“Have you in the last two years considered moving away from Auckland because of house prices?”

  • Yes 32.2%
  • No, but it’s a good idea 36.3%
  • No 31.5%

Some of those will be thinking of looking for somewhere with more affordable housing so they can buy their first home, while others who already have homes will be wanting to take advantage of their surge in value with a view to buying a cheaper and perhaps better house elsewhere.

Obviously employment will be a major factor – many won’t be able to move away from their jobs.

“Do you think we have a housing crisis in Auckland?”

  • Yes 84%
  • No 10.3%
  • Don’t know 5.7%

I find the obsession with media and opposition parties to dramatically label things is a bit pointless.

A crisis “is any event that is, or is expected to lead to, an unstable and dangerous situation affecting an individual, group, community, or whole society”.

If the media and opposition had chosen to promote a different label then it would probably have rated highly when they polled on it.

“Why do you think we have a housing crisis?”

  • Foreign investors 55.7%
  • Government inaction 39.6%
  • Developers + speculators 38.5%
  • Incompetent Auckland council 28.8%
  • Selfish NIMBY baby boomers 9.1%
  • Over cautious Reserve Bank 7.8%
  • Ungrateful spendthrift Millenials 3.9%
  • Too much immigration 3.3%

Multiple responses were allowed. There is no ‘Other’.

This probably reflects more on media coverage over the past few months than anything. Is there any way of telling how close to reality it is?

It’s interesting that immigration barely rates.

Poll details:

Survey Sampling International (SSI) conducted an online survey among a representative sample of 760 Auckland residents aged 18 and over with quota applied to gender, age and region within Auckland. All respondents were screened to ensure they were New Zealand residents and eligible to vote. The polling period was 17-19 August and the margin of error is +/- 3.6%.

More polling and commentary at The Spinoff – One in three Aucklanders has recently considered quitting Auckland because of house prices – poll

 

Broadband prices rising

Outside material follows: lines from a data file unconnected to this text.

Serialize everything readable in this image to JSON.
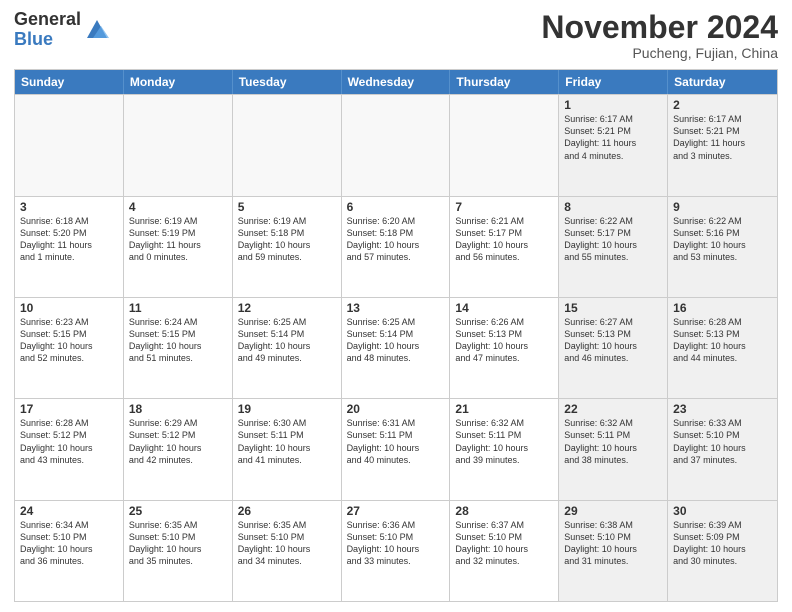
{
  "header": {
    "logo_general": "General",
    "logo_blue": "Blue",
    "month_title": "November 2024",
    "location": "Pucheng, Fujian, China"
  },
  "calendar": {
    "days_of_week": [
      "Sunday",
      "Monday",
      "Tuesday",
      "Wednesday",
      "Thursday",
      "Friday",
      "Saturday"
    ],
    "rows": [
      [
        {
          "day": "",
          "info": "",
          "empty": true
        },
        {
          "day": "",
          "info": "",
          "empty": true
        },
        {
          "day": "",
          "info": "",
          "empty": true
        },
        {
          "day": "",
          "info": "",
          "empty": true
        },
        {
          "day": "",
          "info": "",
          "empty": true
        },
        {
          "day": "1",
          "info": "Sunrise: 6:17 AM\nSunset: 5:21 PM\nDaylight: 11 hours\nand 4 minutes.",
          "shaded": true
        },
        {
          "day": "2",
          "info": "Sunrise: 6:17 AM\nSunset: 5:21 PM\nDaylight: 11 hours\nand 3 minutes.",
          "shaded": true
        }
      ],
      [
        {
          "day": "3",
          "info": "Sunrise: 6:18 AM\nSunset: 5:20 PM\nDaylight: 11 hours\nand 1 minute."
        },
        {
          "day": "4",
          "info": "Sunrise: 6:19 AM\nSunset: 5:19 PM\nDaylight: 11 hours\nand 0 minutes."
        },
        {
          "day": "5",
          "info": "Sunrise: 6:19 AM\nSunset: 5:18 PM\nDaylight: 10 hours\nand 59 minutes."
        },
        {
          "day": "6",
          "info": "Sunrise: 6:20 AM\nSunset: 5:18 PM\nDaylight: 10 hours\nand 57 minutes."
        },
        {
          "day": "7",
          "info": "Sunrise: 6:21 AM\nSunset: 5:17 PM\nDaylight: 10 hours\nand 56 minutes."
        },
        {
          "day": "8",
          "info": "Sunrise: 6:22 AM\nSunset: 5:17 PM\nDaylight: 10 hours\nand 55 minutes.",
          "shaded": true
        },
        {
          "day": "9",
          "info": "Sunrise: 6:22 AM\nSunset: 5:16 PM\nDaylight: 10 hours\nand 53 minutes.",
          "shaded": true
        }
      ],
      [
        {
          "day": "10",
          "info": "Sunrise: 6:23 AM\nSunset: 5:15 PM\nDaylight: 10 hours\nand 52 minutes."
        },
        {
          "day": "11",
          "info": "Sunrise: 6:24 AM\nSunset: 5:15 PM\nDaylight: 10 hours\nand 51 minutes."
        },
        {
          "day": "12",
          "info": "Sunrise: 6:25 AM\nSunset: 5:14 PM\nDaylight: 10 hours\nand 49 minutes."
        },
        {
          "day": "13",
          "info": "Sunrise: 6:25 AM\nSunset: 5:14 PM\nDaylight: 10 hours\nand 48 minutes."
        },
        {
          "day": "14",
          "info": "Sunrise: 6:26 AM\nSunset: 5:13 PM\nDaylight: 10 hours\nand 47 minutes."
        },
        {
          "day": "15",
          "info": "Sunrise: 6:27 AM\nSunset: 5:13 PM\nDaylight: 10 hours\nand 46 minutes.",
          "shaded": true
        },
        {
          "day": "16",
          "info": "Sunrise: 6:28 AM\nSunset: 5:13 PM\nDaylight: 10 hours\nand 44 minutes.",
          "shaded": true
        }
      ],
      [
        {
          "day": "17",
          "info": "Sunrise: 6:28 AM\nSunset: 5:12 PM\nDaylight: 10 hours\nand 43 minutes."
        },
        {
          "day": "18",
          "info": "Sunrise: 6:29 AM\nSunset: 5:12 PM\nDaylight: 10 hours\nand 42 minutes."
        },
        {
          "day": "19",
          "info": "Sunrise: 6:30 AM\nSunset: 5:11 PM\nDaylight: 10 hours\nand 41 minutes."
        },
        {
          "day": "20",
          "info": "Sunrise: 6:31 AM\nSunset: 5:11 PM\nDaylight: 10 hours\nand 40 minutes."
        },
        {
          "day": "21",
          "info": "Sunrise: 6:32 AM\nSunset: 5:11 PM\nDaylight: 10 hours\nand 39 minutes."
        },
        {
          "day": "22",
          "info": "Sunrise: 6:32 AM\nSunset: 5:11 PM\nDaylight: 10 hours\nand 38 minutes.",
          "shaded": true
        },
        {
          "day": "23",
          "info": "Sunrise: 6:33 AM\nSunset: 5:10 PM\nDaylight: 10 hours\nand 37 minutes.",
          "shaded": true
        }
      ],
      [
        {
          "day": "24",
          "info": "Sunrise: 6:34 AM\nSunset: 5:10 PM\nDaylight: 10 hours\nand 36 minutes."
        },
        {
          "day": "25",
          "info": "Sunrise: 6:35 AM\nSunset: 5:10 PM\nDaylight: 10 hours\nand 35 minutes."
        },
        {
          "day": "26",
          "info": "Sunrise: 6:35 AM\nSunset: 5:10 PM\nDaylight: 10 hours\nand 34 minutes."
        },
        {
          "day": "27",
          "info": "Sunrise: 6:36 AM\nSunset: 5:10 PM\nDaylight: 10 hours\nand 33 minutes."
        },
        {
          "day": "28",
          "info": "Sunrise: 6:37 AM\nSunset: 5:10 PM\nDaylight: 10 hours\nand 32 minutes."
        },
        {
          "day": "29",
          "info": "Sunrise: 6:38 AM\nSunset: 5:10 PM\nDaylight: 10 hours\nand 31 minutes.",
          "shaded": true
        },
        {
          "day": "30",
          "info": "Sunrise: 6:39 AM\nSunset: 5:09 PM\nDaylight: 10 hours\nand 30 minutes.",
          "shaded": true
        }
      ]
    ]
  }
}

The Commerce Commision has decided to raise the price of wholesale copper charges. This will mean landline and broadband prices will go up. Spark have announced increases from February.

NZ Herald: Spark hikes prices after ComCom copper ruling

Spark will lift prices for some broadband and landline plans from February as a result of the Commerce Commission’s decision to increase wholesale copper line charges.

Home landline customers in Auckland, Wellington and Christchurch will pay $3.50 per month more, while ADSL/VDSL broadband customers are facing a $5 monthly increase.

On Tuesday, the commission announced that the wholesale price for access to Chorus’ copper network would be raised to $41.69 per month.

The regulator came to the final figure, $3 higher than expected, after it conducted a more rigorous process to find the price than the initial pricing principle review, which relied on international benchmarks.

Spark said the new Chorus charges, which took effect yesterday, were almost $8 per month higher for broadband services and $7 higher for landline voice services.

Bummer. Might be time to ditch the landline.

More gloomy export news – dairy dive continues

The dive in dairy prices continues, with prices in the overnight global auction falling a further 9.3%.

Radio New Zealand reports: New price shock for dairy products

The benchmark price of whole milk powder took a dive of 10.3 percent to $US1590 per tonne.

The biggest drop in the Global Dairy Trade (GDT) auction was a 14.4 percent tumble in the price of skimmed milk powder.

AgriHQ analyst Susan Kilsby yesterday said increased volumes of whole milk powder being offered for auction were likely to keep prices low.

“Volumes for whole milk powder are up by 75 percent, compared with the last auction, so there’s a lot more product to move through, and certainly a lot of the product didn’t even move off its starting price at the last auction,” said Ms Kilsby.

Strong growth in milk production in all dairy export regions – the EU, US, New Zealand and Australia – was also depressing prices.

That’s a huge increase in volumes, so coupled with softening demand it’s no wonder prices are falling.

The boom will have encouraged more dairying, but large increases in production are happening after the market has crashed, making the problems worse.